Customer advocates must focus on addressing each customer's needs throughout the customer journey, from research to shopping to the purchase decision. It also means addressing the customer’s experience after the transaction is complete, such as using the product or service. All the other customer service standards support this primary customer advocate responsibility.

2. Provide insights for the team

To help everyone in the company deliver this optimum service experience, a customer advocate needs to share their understanding of the customer with all team members, including those who work in marketing, sales, IT, and customer support functions. This might involve developing a training program to facilitate the sharing of insights and recommendations for customer interaction and engagement.

3. Handle and resolve all customer issues

Beyond overseeing the positive aspects of customer relationships, a customer advocate must also contend with any issues that come up when customers feel dissatisfied. This requires staying on top of all customer inquiries and complaints that come in from any one of multiple channels, such as email, telephone calls, and social media.

Part of this responsibility is also determining what went wrong, taking corrective actions, arranging for conflict resolution when necessary, and finally debriefing all personnel involved with the situation to ensure it does not happen again.
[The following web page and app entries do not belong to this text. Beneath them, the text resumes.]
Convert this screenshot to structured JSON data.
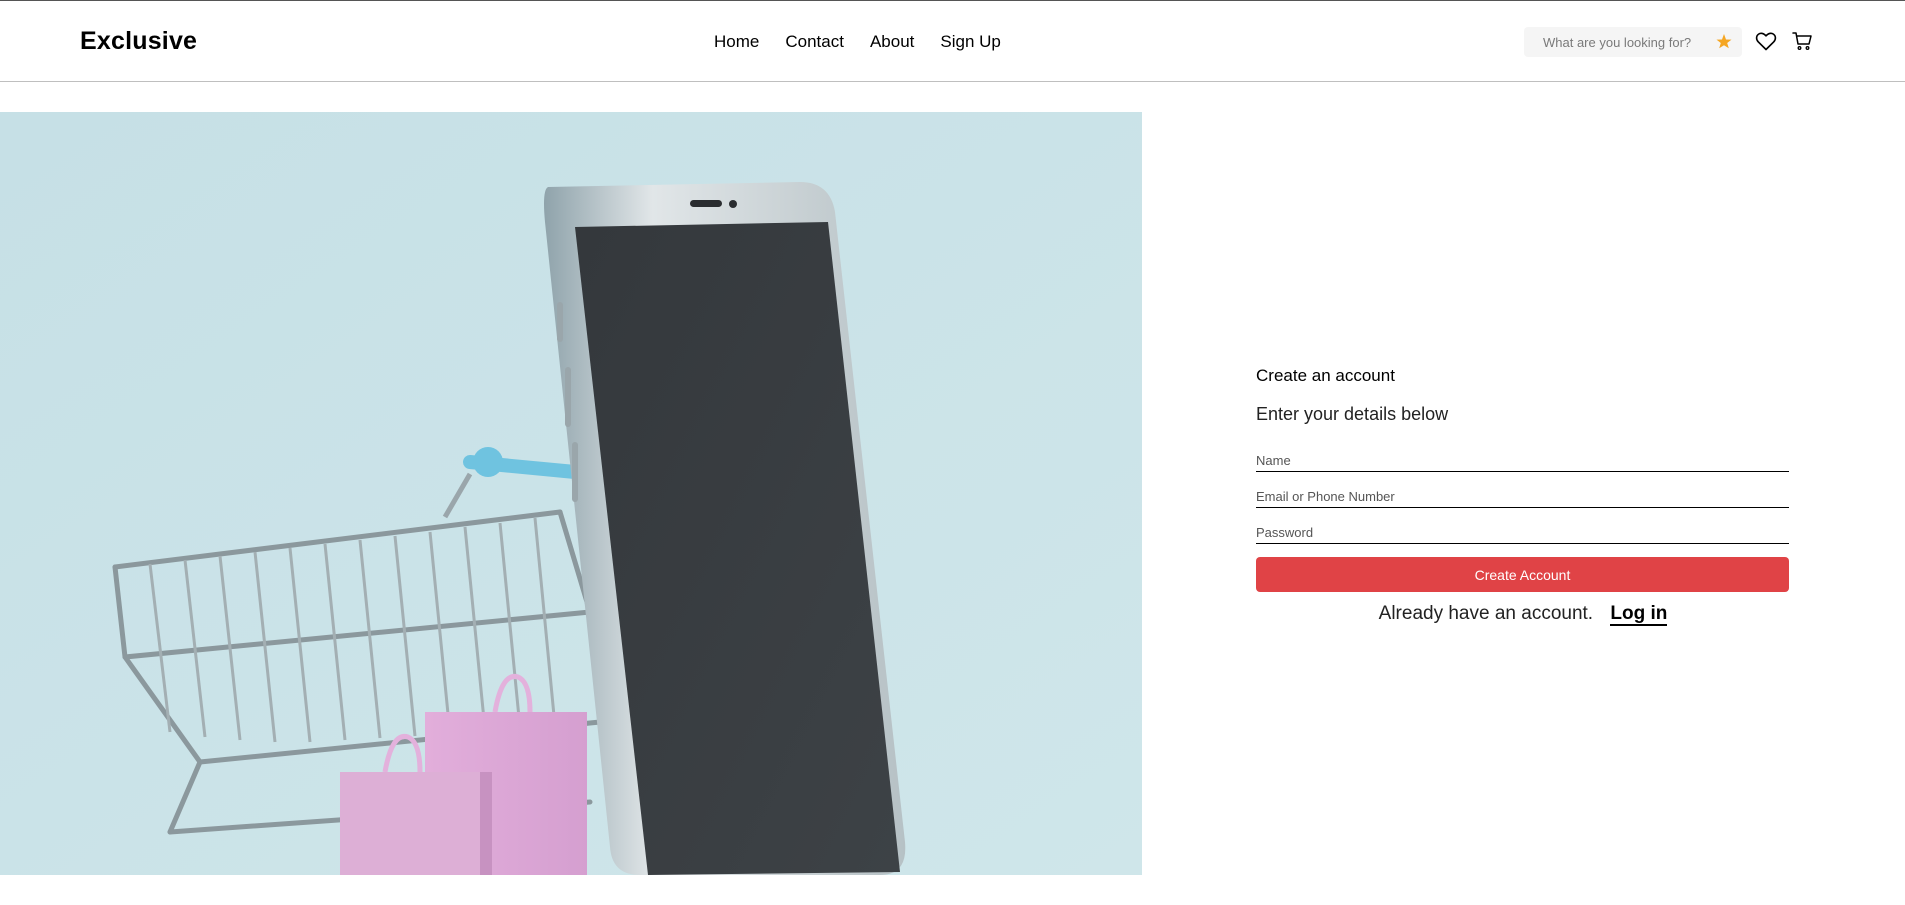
{
  "header": {
    "logo": "Exclusive",
    "nav": [
      "Home",
      "Contact",
      "About",
      "Sign Up"
    ],
    "search_placeholder": "What are you looking for?",
    "icons": [
      "star-icon",
      "heart-icon",
      "cart-icon"
    ],
    "accent_color": "#f5a623"
  },
  "hero": {
    "background_color": "#cbe3e8",
    "image_subject": "smartphone-with-shopping-cart-and-bags"
  },
  "form": {
    "title": "Create an account",
    "subtitle": "Enter your details below",
    "name_placeholder": "Name",
    "email_placeholder": "Email or Phone Number",
    "password_placeholder": "Password",
    "submit_label": "Create Account",
    "login_prompt": "Already have an account.",
    "login_link": "Log in",
    "button_color": "#e04346"
  }
}
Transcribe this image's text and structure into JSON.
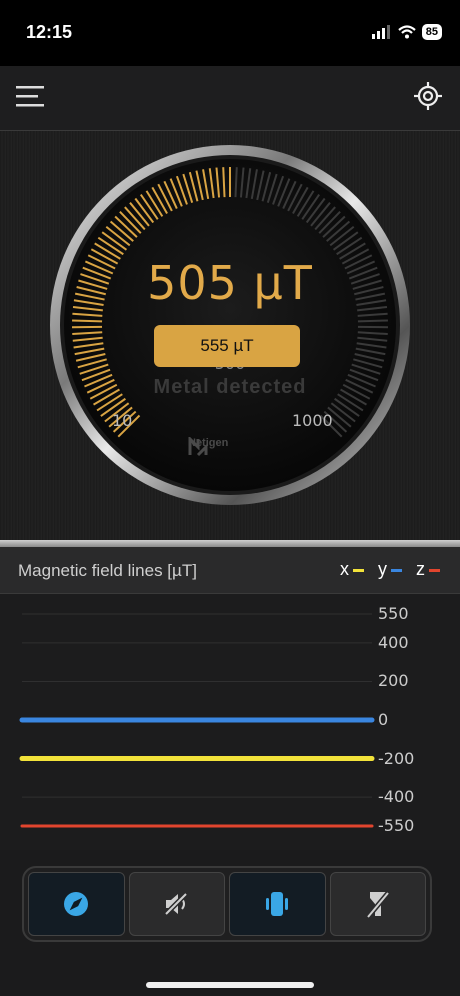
{
  "status": {
    "time": "12:15",
    "battery": "85"
  },
  "gauge": {
    "reading": "505 µT",
    "max_reading": "555 µT",
    "scale_min": "10",
    "scale_mid": "500",
    "scale_max": "1000",
    "status_text": "Metal detected",
    "brand": "Netigen",
    "level_fraction": 0.5
  },
  "chart_header": {
    "title": "Magnetic field lines [µT]",
    "legend": [
      {
        "label": "x",
        "color": "#f2e23a"
      },
      {
        "label": "y",
        "color": "#3a86e0"
      },
      {
        "label": "z",
        "color": "#e2452e"
      }
    ]
  },
  "chart_data": {
    "type": "line",
    "y_ticks": [
      550,
      400,
      200,
      0,
      -200,
      -400,
      -550
    ],
    "ylim": [
      -550,
      550
    ],
    "series": [
      {
        "name": "x",
        "color": "#f2e23a",
        "value": -200
      },
      {
        "name": "y",
        "color": "#3a86e0",
        "value": 0
      },
      {
        "name": "z",
        "color": "#e2452e",
        "value": -550
      }
    ]
  },
  "icons": {
    "menu": "menu-icon",
    "target": "crosshair-icon",
    "tabs": [
      "compass-icon",
      "sound-off-icon",
      "vibrate-icon",
      "flashlight-off-icon"
    ]
  }
}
4. Develop and implement new customer experience strategies

As a customer advocate works with individual customers, they will need to identify new strategies to improve the customer experience and then determine the most cost-effective and efficient way to implement those strategies. The interactions, customer feedback, and conflict resolution situations can illuminate where to improve CX overall.

Most advocacy programs are not formalized. If that’s the case, the customer advocate should create a formal plan that includes these CX strategies as well as messaging, channels, metrics, timeline, and responsible team members.
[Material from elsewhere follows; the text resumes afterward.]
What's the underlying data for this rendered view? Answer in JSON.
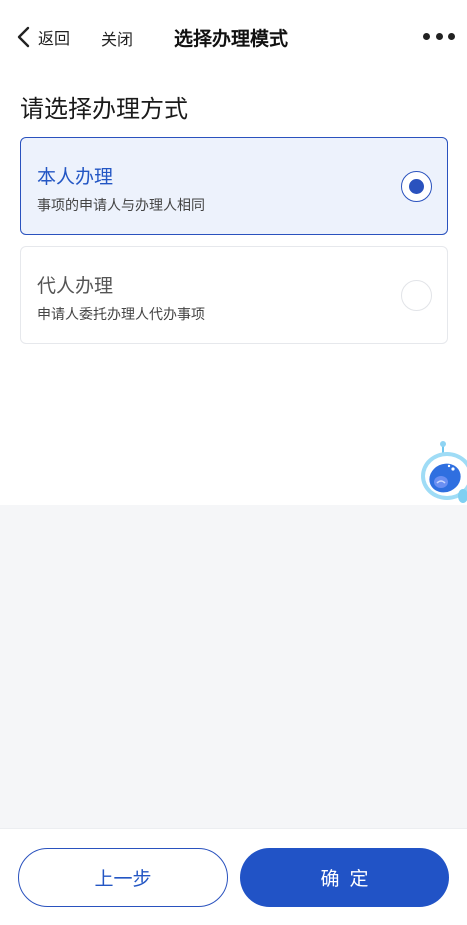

As part of this formal plan, a customer advocate must also be able to define how the customer advocacy goals align with the company's overall business goals with respect to referrals, reviews, leads, and other metrics.

5. Measure results and make changes to improve customer experience

Customer advocacy can be measured by metrics such as customer retention, customer satisfaction, and profitability. This may involve using customer service software and analytics tools to assess results and test potential changes to tactics.

One way to measure customer satisfaction is the Net Promoter Score (NPS), which is the percentage of customers who say they would recommend a product or service and the company that offers it to others. The results of this measurement also help assess revenue growth from these efforts.

Profitability and return on investment (ROI) can be determined by taking the overall program spend and comparing it to the revenue earned during the same period that was generated by the customer advocacy program and its tactics. The program spend includes the customer advocate as a resource, as well as any team members, customer incentives, technology, and multi-channel campaigns.


Advocating for clients

Effective customer advocates know how crucial it is to identify and address each customer's unique needs, provide empathy in customer service experiences, and continually look for ways to measure results and look for improvements through customer relationships. In doing so, your company can create more brand advocates from your customer base that work on your behalf to build awareness and generate more sales.

Increase Your Sales With 7 Proven Strategies

Every business owner needs to boost their sales. In this detailed report, our experts show you 7 ways to increase cash by using a CRM tool. (It includes a free buyers guide!)

The Motley Fool has a Disclosure Policy. The Author and/or The Motley Fool may have an interest in companies mentioned.